Using multiple chillers in a parallel chiller system provides redundancy in the HVAC design, ensuring that the system can still operate even if one chiller fails or is taken offline for maintenance. Additionally, multiple chillers can improve overall system part-load performance and reduce energy consumption. This is because each chiller can operate at a more efficient part-load condition, reducing the overall system’s energy usage.
How do variable flow systems in parallel chiller plants improve pump work savings?

Variable flow systems in parallel chiller plants improve pump work savings by allowing the chilled water pump to operate at a lower speed or capacity during part-load conditions. This reduces the energy consumed by the pump, resulting in significant pump work savings. Variable flow systems also resolve the issue of chiller sequencing that occurs with parallel chillers in constant flow systems.

What is the difference between constant flow and variable flow systems in parallel chiller plants?

In a constant flow system, the chilled water pump operates at a fixed speed, circulating a constant flow rate of chilled water through the chillers and the load. In a variable flow system, the chilled water pump speed is varied to match the changing cooling demand of the load. Variable flow systems are more complex but offer significant pump work savings and improved system efficiency.

How do parallel chiller plants improve overall system part-load performance?

Parallel chiller plants improve overall system part-load performance by allowing each chiller to operate at a more efficient part-load condition. This is because each chiller can be sized to meet a specific portion of the total cooling load, reducing the need for oversized chillers that operate inefficiently at part-load conditions. By operating multiple chillers in parallel, the system can take advantage of the most efficient operating points of each chiller, resulting in improved overall system efficiency.

What are the design considerations for a parallel chiller plant with variable primary flow?

When designing a parallel chiller plant with variable primary flow, consideration must be given to the chiller selection, piping layout, and control strategy. The chillers must be selected to operate efficiently at variable flow rates, and the piping layout must be designed to accommodate the varying flow rates. The control strategy must also be designed to optimize the operation of the chillers and pumps to achieve maximum system efficiency.

How does chiller sequencing affect the operation of a parallel chiller plant?

Chiller sequencing refers to the order in which the chillers are started and stopped to meet the changing cooling demand of the load. In a parallel chiller plant, chiller sequencing can affect the overall system efficiency and reliability. Improper chiller sequencing can lead to inefficient operation, increased energy consumption, and reduced system reliability. Variable flow systems can help resolve the issue of chiller sequencing by allowing the chillers to operate in a more flexible and efficient manner.

What are the maintenance considerations for a parallel chiller plant?

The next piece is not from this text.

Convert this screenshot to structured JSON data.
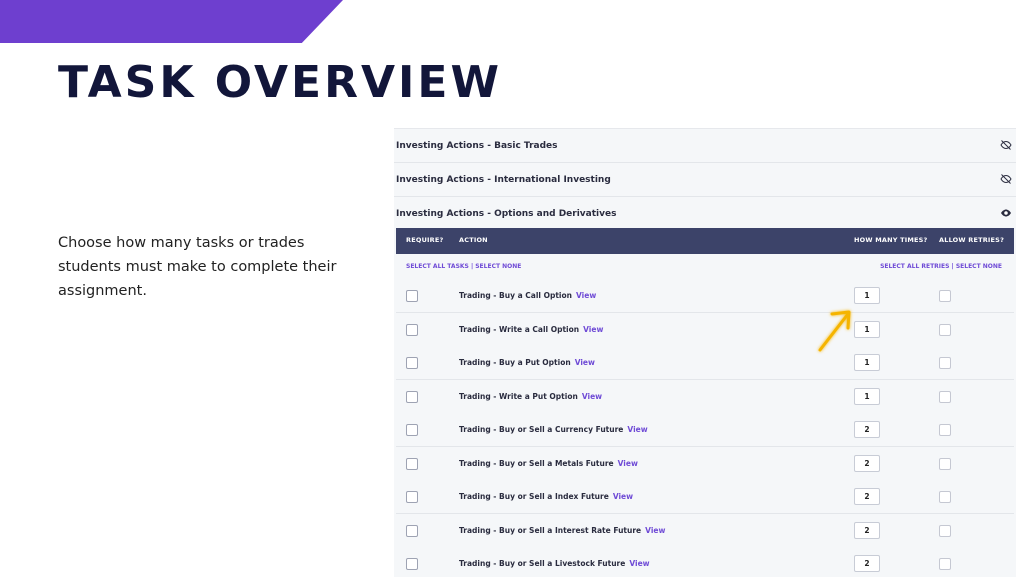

Maintenance is critical for ensuring the reliability and efficiency of a parallel chiller plant. Regular maintenance tasks include cleaning the condenser coils, checking and optimizing the refrigerant charge, and performing routine inspections of the chillers and pumps. Additionally, the control strategy must be regularly reviewed and updated to ensure that the system is operating at maximum efficiency. By performing regular maintenance, the system can operate reliably and efficiently over its entire lifespan.